2. “Just Another Sucker” I never really bothered digging into 94 East before I wrote this blog, so “Just Another Sucker” is one of my favorite new discoveries. It’s no masterpiece, but it would have fit Prince’s self-titled second album like a glove.

1. “We Can Work It Out” As a blogger used to toiling in obscurity, I can appreciate an idea like this: a superbly-crafted disco-funk-pop-rock opus only meant to be heard by a handful of people; an elaborate private joke that could have been a legitimate hit. Oh, and check out the handwritten lyrics! These were acquired late last year by the Minnesota Historical Society; I hope they don’t mind me sharing the image below. I’ve also added it to the original post for posterity’s sake. Gotta love that racy doodle.

I Hope We Work It Out, 1977.
Photo stolen from the Minnesota Historical Society

In case you missed it, I also just wrote a rather lengthy post discussing Prince’s first band and his live debut as a solo artist:

I am You: Capri Theatre, January 5-6, 1979

Finally, here’s a song without a home for the time being. I wanted to write about “Moonbeam Levels,” the first officially-released outtake since Prince’s passing, while it was still relevant. I’m sure I will revise this post by the time we get to 1982 in our official chronology, but here it is for now:

Moonbeam Levels

And of course, it wouldn’t be a roundup post without a snapshot of the ol’ tag cloud:

1978-tagcloud

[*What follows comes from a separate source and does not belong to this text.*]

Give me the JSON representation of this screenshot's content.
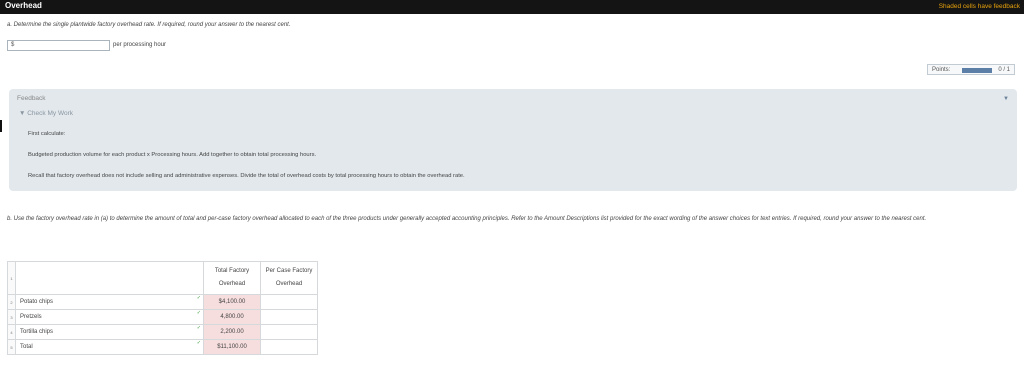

Next week, we’re finally making the leap into 1979 with a post on one of Prince’s early classics: “I Feel for You.” I’m looking forward to it! In the meantime, remember that you can always see the full chronological index of songs right here.